● TASK ITEM:
In your copy, reproduce each entry exactly and leave out the pictures.

● INFORMATION SUPPLIED:
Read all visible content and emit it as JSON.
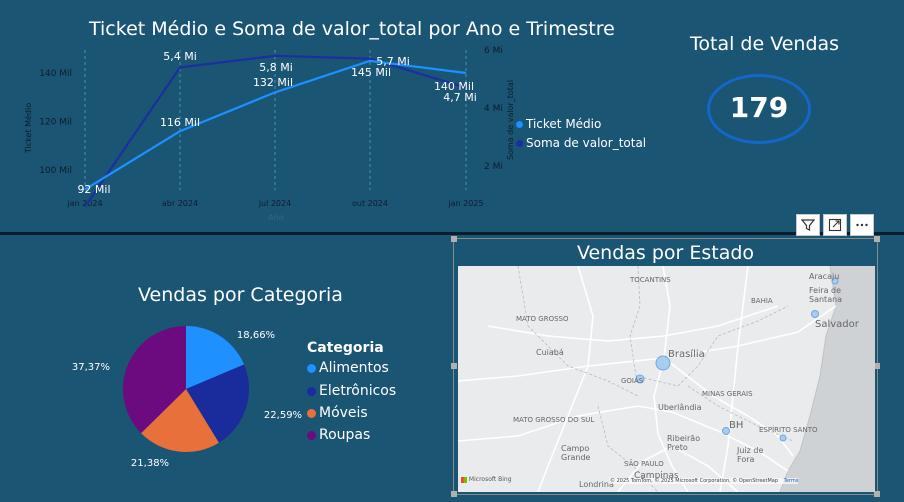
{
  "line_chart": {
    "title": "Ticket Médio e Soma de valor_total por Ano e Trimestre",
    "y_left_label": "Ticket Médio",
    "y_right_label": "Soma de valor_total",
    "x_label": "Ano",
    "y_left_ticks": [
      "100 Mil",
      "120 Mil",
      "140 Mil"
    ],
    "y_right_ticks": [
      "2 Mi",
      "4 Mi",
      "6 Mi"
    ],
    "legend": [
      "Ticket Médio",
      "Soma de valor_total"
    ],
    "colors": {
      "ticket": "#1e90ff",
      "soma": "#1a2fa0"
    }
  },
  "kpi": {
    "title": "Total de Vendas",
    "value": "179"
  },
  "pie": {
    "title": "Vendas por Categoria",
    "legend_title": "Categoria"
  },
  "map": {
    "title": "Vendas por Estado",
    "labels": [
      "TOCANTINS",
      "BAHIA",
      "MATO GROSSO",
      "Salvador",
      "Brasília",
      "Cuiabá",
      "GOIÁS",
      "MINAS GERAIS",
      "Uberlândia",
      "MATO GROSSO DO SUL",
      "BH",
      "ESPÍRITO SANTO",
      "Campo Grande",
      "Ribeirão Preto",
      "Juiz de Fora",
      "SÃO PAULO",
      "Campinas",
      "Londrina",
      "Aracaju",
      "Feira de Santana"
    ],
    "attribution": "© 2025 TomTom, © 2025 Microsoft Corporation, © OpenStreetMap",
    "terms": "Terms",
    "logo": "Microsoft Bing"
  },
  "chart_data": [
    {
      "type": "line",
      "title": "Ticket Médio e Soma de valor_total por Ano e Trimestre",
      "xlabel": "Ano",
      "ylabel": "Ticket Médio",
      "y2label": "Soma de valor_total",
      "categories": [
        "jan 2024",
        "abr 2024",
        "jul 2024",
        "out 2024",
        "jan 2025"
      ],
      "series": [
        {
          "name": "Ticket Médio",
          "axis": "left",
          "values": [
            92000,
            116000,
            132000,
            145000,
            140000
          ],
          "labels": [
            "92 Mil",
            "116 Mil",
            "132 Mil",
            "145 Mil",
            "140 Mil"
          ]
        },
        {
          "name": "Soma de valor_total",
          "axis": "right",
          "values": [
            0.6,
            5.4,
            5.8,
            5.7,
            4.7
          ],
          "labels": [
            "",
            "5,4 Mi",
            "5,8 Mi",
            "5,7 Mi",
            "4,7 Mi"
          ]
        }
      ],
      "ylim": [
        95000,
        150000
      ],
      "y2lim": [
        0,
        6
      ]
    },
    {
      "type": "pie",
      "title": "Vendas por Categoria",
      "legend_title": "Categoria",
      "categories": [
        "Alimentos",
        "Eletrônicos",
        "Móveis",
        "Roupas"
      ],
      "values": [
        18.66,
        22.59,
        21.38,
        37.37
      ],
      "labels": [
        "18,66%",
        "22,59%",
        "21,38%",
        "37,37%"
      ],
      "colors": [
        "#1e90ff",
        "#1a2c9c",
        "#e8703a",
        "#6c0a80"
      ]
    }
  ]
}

● ANSWER BELOW:
Read all visible content and emit it as JSON.
{
  "line_chart": {
    "title": "Ticket Médio e Soma de valor_total por Ano e Trimestre",
    "y_left_label": "Ticket Médio",
    "y_right_label": "Soma de valor_total",
    "x_label": "Ano",
    "y_left_ticks": [
      "100 Mil",
      "120 Mil",
      "140 Mil"
    ],
    "y_right_ticks": [
      "2 Mi",
      "4 Mi",
      "6 Mi"
    ],
    "legend": [
      "Ticket Médio",
      "Soma de valor_total"
    ],
    "colors": {
      "ticket": "#1e90ff",
      "soma": "#1a2fa0"
    }
  },
  "kpi": {
    "title": "Total de Vendas",
    "value": "179"
  },
  "pie": {
    "title": "Vendas por Categoria",
    "legend_title": "Categoria"
  },
  "map": {
    "title": "Vendas por Estado",
    "labels": [
      "TOCANTINS",
      "BAHIA",
      "MATO GROSSO",
      "Salvador",
      "Brasília",
      "Cuiabá",
      "GOIÁS",
      "MINAS GERAIS",
      "Uberlândia",
      "MATO GROSSO DO SUL",
      "BH",
      "ESPÍRITO SANTO",
      "Campo Grande",
      "Ribeirão Preto",
      "Juiz de Fora",
      "SÃO PAULO",
      "Campinas",
      "Londrina",
      "Aracaju",
      "Feira de Santana"
    ],
    "attribution": "© 2025 TomTom, © 2025 Microsoft Corporation, © OpenStreetMap",
    "terms": "Terms",
    "logo": "Microsoft Bing"
  },
  "chart_data": [
    {
      "type": "line",
      "title": "Ticket Médio e Soma de valor_total por Ano e Trimestre",
      "xlabel": "Ano",
      "ylabel": "Ticket Médio",
      "y2label": "Soma de valor_total",
      "categories": [
        "jan 2024",
        "abr 2024",
        "jul 2024",
        "out 2024",
        "jan 2025"
      ],
      "series": [
        {
          "name": "Ticket Médio",
          "axis": "left",
          "values": [
            92000,
            116000,
            132000,
            145000,
            140000
          ],
          "labels": [
            "92 Mil",
            "116 Mil",
            "132 Mil",
            "145 Mil",
            "140 Mil"
          ]
        },
        {
          "name": "Soma de valor_total",
          "axis": "right",
          "values": [
            0.6,
            5.4,
            5.8,
            5.7,
            4.7
          ],
          "labels": [
            "",
            "5,4 Mi",
            "5,8 Mi",
            "5,7 Mi",
            "4,7 Mi"
          ]
        }
      ],
      "ylim": [
        95000,
        150000
      ],
      "y2lim": [
        0,
        6
      ]
    },
    {
      "type": "pie",
      "title": "Vendas por Categoria",
      "legend_title": "Categoria",
      "categories": [
        "Alimentos",
        "Eletrônicos",
        "Móveis",
        "Roupas"
      ],
      "values": [
        18.66,
        22.59,
        21.38,
        37.37
      ],
      "labels": [
        "18,66%",
        "22,59%",
        "21,38%",
        "37,37%"
      ],
      "colors": [
        "#1e90ff",
        "#1a2c9c",
        "#e8703a",
        "#6c0a80"
      ]
    }
  ]
}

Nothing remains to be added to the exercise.